_The task_
From top to bottom, print the listing word for word and skip any pictures it contains.

_Data shown_

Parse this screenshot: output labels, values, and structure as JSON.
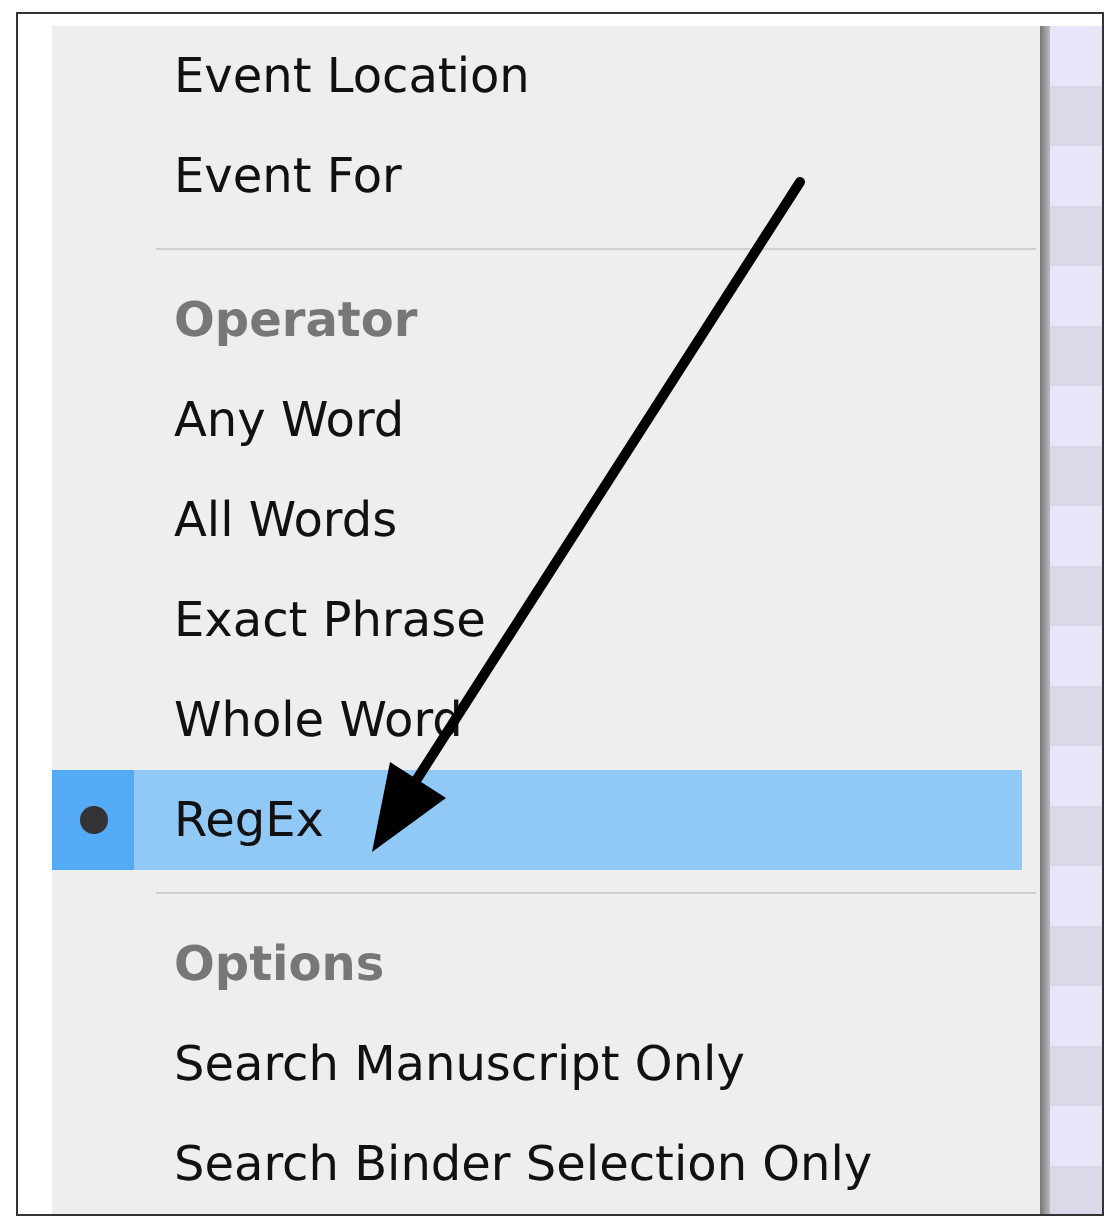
{
  "menu": {
    "items": [
      {
        "kind": "item",
        "label": "Event Location"
      },
      {
        "kind": "item",
        "label": "Event For"
      },
      {
        "kind": "separator"
      },
      {
        "kind": "header",
        "label": "Operator"
      },
      {
        "kind": "radio",
        "label": "Any Word",
        "selected": false
      },
      {
        "kind": "radio",
        "label": "All Words",
        "selected": false
      },
      {
        "kind": "radio",
        "label": "Exact Phrase",
        "selected": false
      },
      {
        "kind": "radio",
        "label": "Whole Word",
        "selected": false
      },
      {
        "kind": "radio",
        "label": "RegEx",
        "selected": true
      },
      {
        "kind": "separator"
      },
      {
        "kind": "header",
        "label": "Options"
      },
      {
        "kind": "item",
        "label": "Search Manuscript Only"
      },
      {
        "kind": "item",
        "label": "Search Binder Selection Only"
      }
    ]
  }
}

_Answer to the problem_
Parse this screenshot: output labels, values, and structure as JSON.
{
  "menu": {
    "items": [
      {
        "kind": "item",
        "label": "Event Location"
      },
      {
        "kind": "item",
        "label": "Event For"
      },
      {
        "kind": "separator"
      },
      {
        "kind": "header",
        "label": "Operator"
      },
      {
        "kind": "radio",
        "label": "Any Word",
        "selected": false
      },
      {
        "kind": "radio",
        "label": "All Words",
        "selected": false
      },
      {
        "kind": "radio",
        "label": "Exact Phrase",
        "selected": false
      },
      {
        "kind": "radio",
        "label": "Whole Word",
        "selected": false
      },
      {
        "kind": "radio",
        "label": "RegEx",
        "selected": true
      },
      {
        "kind": "separator"
      },
      {
        "kind": "header",
        "label": "Options"
      },
      {
        "kind": "item",
        "label": "Search Manuscript Only"
      },
      {
        "kind": "item",
        "label": "Search Binder Selection Only"
      }
    ]
  }
}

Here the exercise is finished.